Ok, more compact:

output = []
IO.readlines("data").map{|l| output << l.split[5] if
l.match(/up\s+down\s+aenet/) }
puts output.join " "


On Tue, Nov 6, 2012 at 8:15 PM, tamouse mailing lists
<tamouse.lists / gmail.com> wrote:
> Ok, well, pure ruby:
>
>   lines = IO.readlines(file)
>   lines.each do |l|
>     if l.match(/up\s+down\s+aenet/)
>       print l.split[5], " "
>     end
>   end
>   print "\n"
>
>
> On Tue, Nov 6, 2012 at 7:37 PM, tamouse mailing lists

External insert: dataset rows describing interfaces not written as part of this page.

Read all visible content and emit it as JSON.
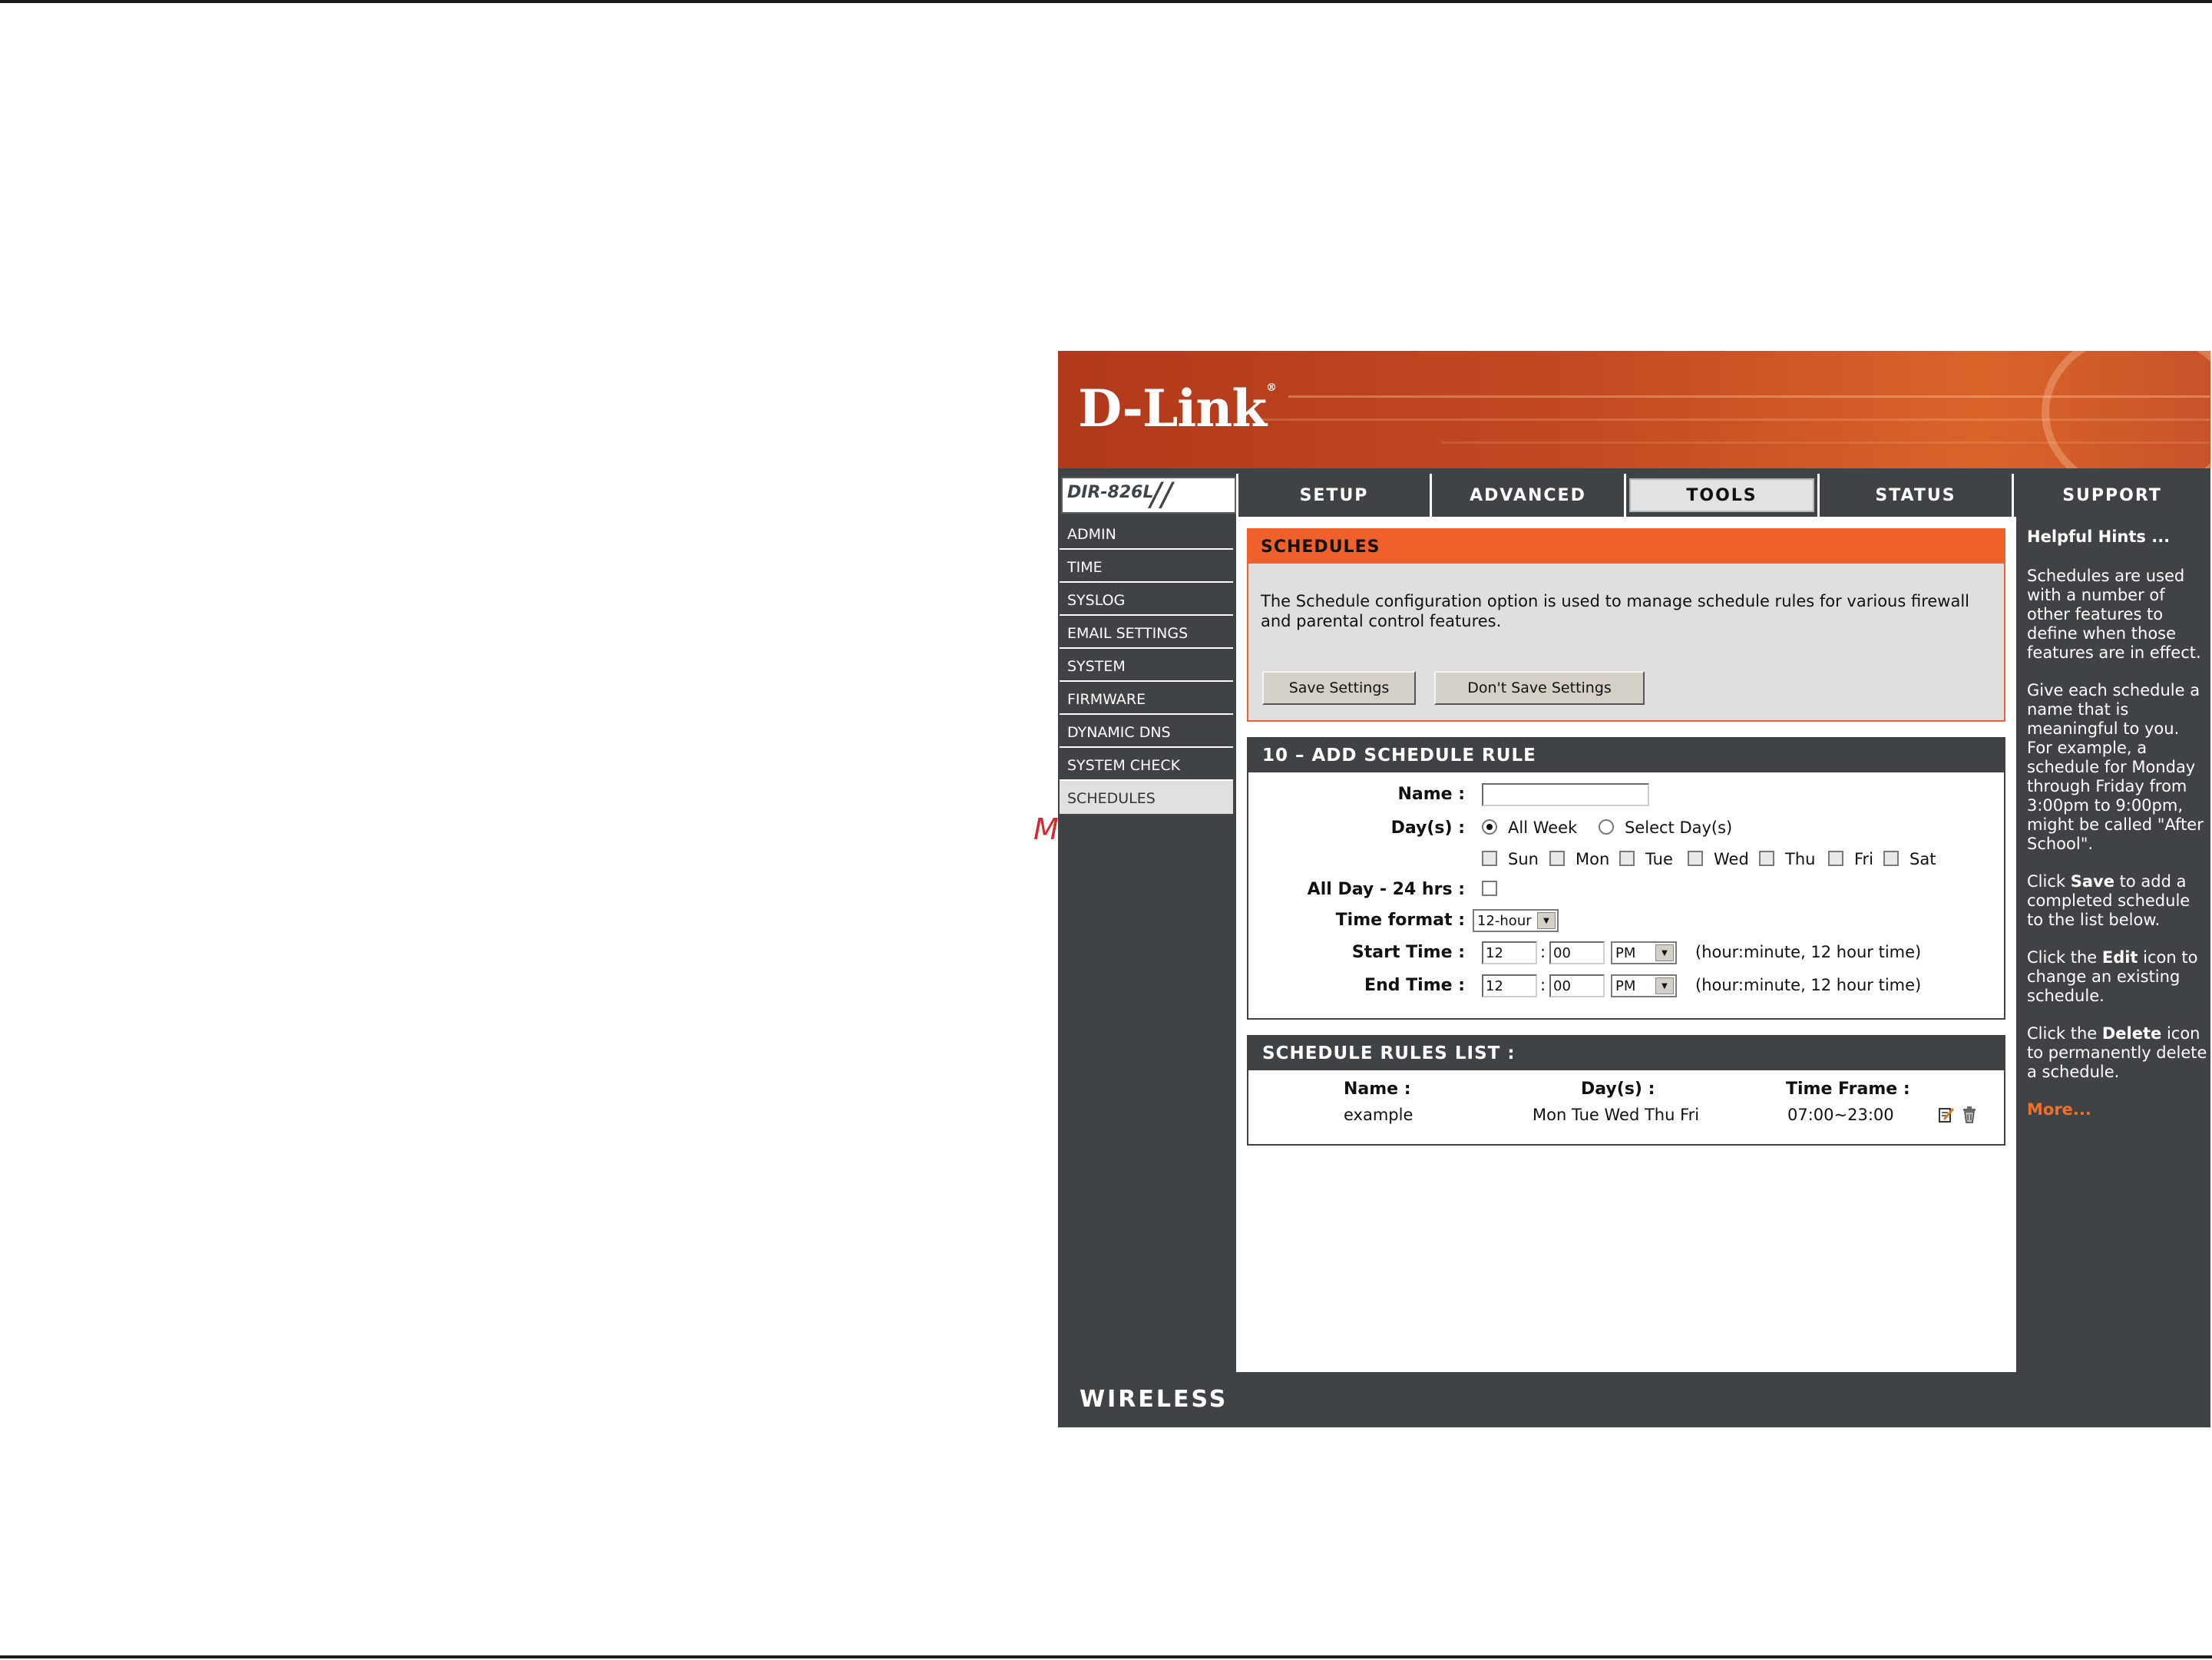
{
  "watermark": "McGrp.Ru",
  "header": {
    "logo": "D-Link",
    "trademark": "®"
  },
  "model": {
    "name": "DIR-826L",
    "slashes": "//"
  },
  "tabs": [
    {
      "label": "SETUP"
    },
    {
      "label": "ADVANCED"
    },
    {
      "label": "TOOLS"
    },
    {
      "label": "STATUS"
    },
    {
      "label": "SUPPORT"
    }
  ],
  "active_tab": "TOOLS",
  "menu": [
    {
      "label": "ADMIN"
    },
    {
      "label": "TIME"
    },
    {
      "label": "SYSLOG"
    },
    {
      "label": "EMAIL SETTINGS"
    },
    {
      "label": "SYSTEM"
    },
    {
      "label": "FIRMWARE"
    },
    {
      "label": "DYNAMIC DNS"
    },
    {
      "label": "SYSTEM CHECK"
    },
    {
      "label": "SCHEDULES"
    }
  ],
  "schedules": {
    "title": "SCHEDULES",
    "description": "The Schedule configuration option is used to manage schedule rules for various firewall and parental control features.",
    "save_label": "Save Settings",
    "dont_save_label": "Don't Save Settings"
  },
  "add_rule": {
    "title": "10 – ADD SCHEDULE RULE",
    "name_label": "Name :",
    "name_value": "",
    "days_label": "Day(s) :",
    "all_week_label": "All Week",
    "select_days_label": "Select Day(s)",
    "days": [
      "Sun",
      "Mon",
      "Tue",
      "Wed",
      "Thu",
      "Fri",
      "Sat"
    ],
    "allday_label": "All Day - 24 hrs :",
    "timeformat_label": "Time format :",
    "timeformat_value": "12-hour",
    "start_label": "Start Time :",
    "start_hour": "12",
    "start_min": "00",
    "start_ampm": "PM",
    "end_label": "End Time :",
    "end_hour": "12",
    "end_min": "00",
    "end_ampm": "PM",
    "colon": ":",
    "hint": "(hour:minute, 12 hour time)"
  },
  "rules_list": {
    "title": "SCHEDULE RULES LIST :",
    "col_name": "Name :",
    "col_days": "Day(s) :",
    "col_time": "Time Frame :",
    "rows": [
      {
        "name": "example",
        "days": "Mon Tue Wed Thu Fri",
        "time": "07:00~23:00"
      }
    ]
  },
  "hints": {
    "title": "Helpful Hints ...",
    "p1": "Schedules are used with a number of other features to define when those features are in effect.",
    "p2": "Give each schedule a name that is meaningful to you. For example, a schedule for Monday through Friday from 3:00pm to 9:00pm, might be called \"After School\".",
    "p3_a": "Click ",
    "p3_b": "Save",
    "p3_c": " to add a completed schedule to the list below.",
    "p4_a": "Click the ",
    "p4_b": "Edit",
    "p4_c": " icon to change an existing schedule.",
    "p5_a": "Click the ",
    "p5_b": "Delete",
    "p5_c": " icon to permanently delete a schedule.",
    "more": "More..."
  },
  "footer": {
    "brand": "WIRELESS"
  },
  "colors": {
    "accent": "#f0602a",
    "panel": "#404345",
    "header": "#c24a22"
  }
}
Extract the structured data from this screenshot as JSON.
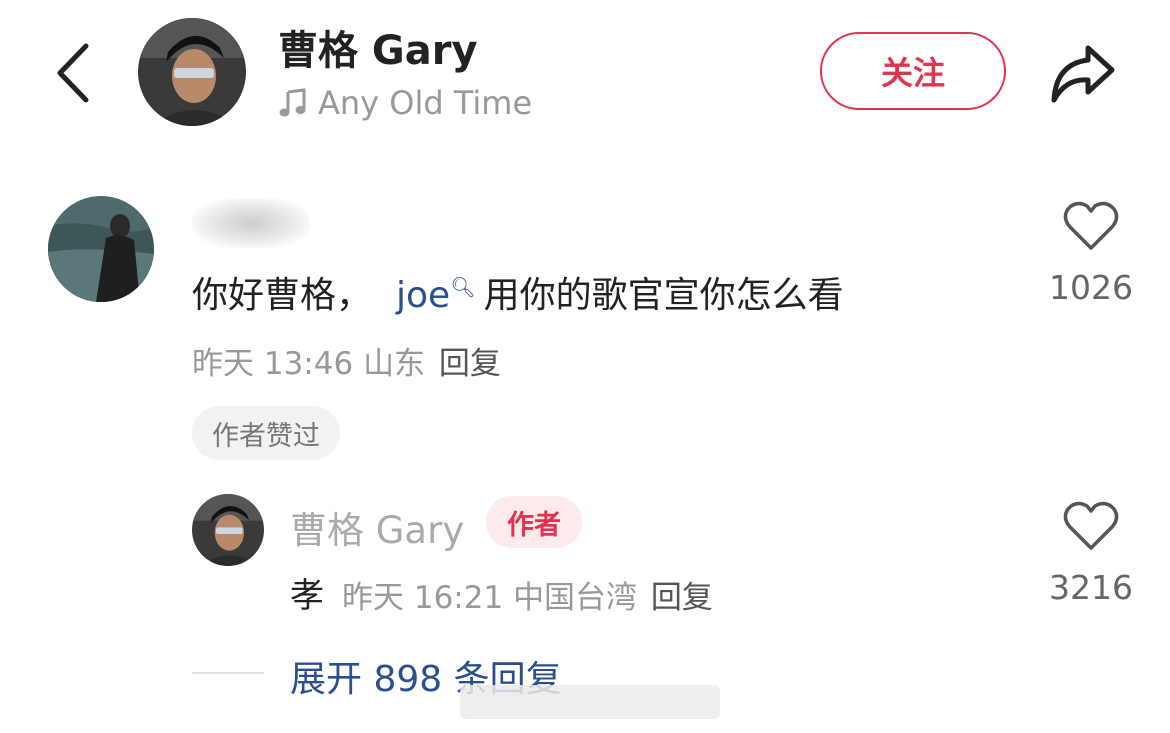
{
  "header": {
    "name": "曹格 Gary",
    "song": "Any Old Time",
    "follow_label": "关注",
    "back_icon": "chevron-left-icon",
    "share_icon": "share-arrow-icon",
    "music_icon": "music-note-icon"
  },
  "comment": {
    "text_before": "你好曹格，",
    "mention": "joe",
    "text_after": "用你的歌官宣你怎么看",
    "time": "昨天 13:46",
    "location": "山东",
    "reply_label": "回复",
    "badge": "作者赞过",
    "like_count": "1026"
  },
  "reply": {
    "name": "曹格 Gary",
    "author_badge": "作者",
    "text": "孝",
    "time": "昨天 16:21",
    "location": "中国台湾",
    "reply_label": "回复",
    "like_count": "3216"
  },
  "expand_label": "展开 898 条回复",
  "colors": {
    "accent": "#e0334f",
    "link": "#2a4f8f",
    "muted": "#999999"
  }
}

> <tamouse.lists / gmail.com> wrote:
>> If you're hoping to do a pure ruby implementation of this, heed the others.
>>
>> If you just need the values, here's the awk:
>>
>> awk 'BEGIN { ORS="" } /up.*down.*aenet/ { print $6 }' file...
>>
>> or,
>>
>> awk -v ORS='' '/up.*down.*aenet/ { print $6 }' file...
>>
>> (you don't need the cat or either grep)
>>
>>
>> On Tue, Nov 6, 2012 at 4:21 PM, Ferdous ara <lists / ruby-forum.com> wrote:
>>> Hi,
>>> Dont know how to explain this.
>>>
>>> example , i am doing this
>>>
>>> output=`cat #{file} | grep  "up    down" | grep "aenet" | awk '{print
>>> $6}'`
>>> puts output
>>>
>>>
>>> So i get this
>>> ae40.0
>>> ae30.0
>>>
>>> But i want to output like ae40.0 ae30.0
>>>
>>> how can i achieve this ??
>>>
>>> Thanks for your help.
>>>
>>> --
>>> Posted via http://www.ruby-forum.com/.
>>>
>>
>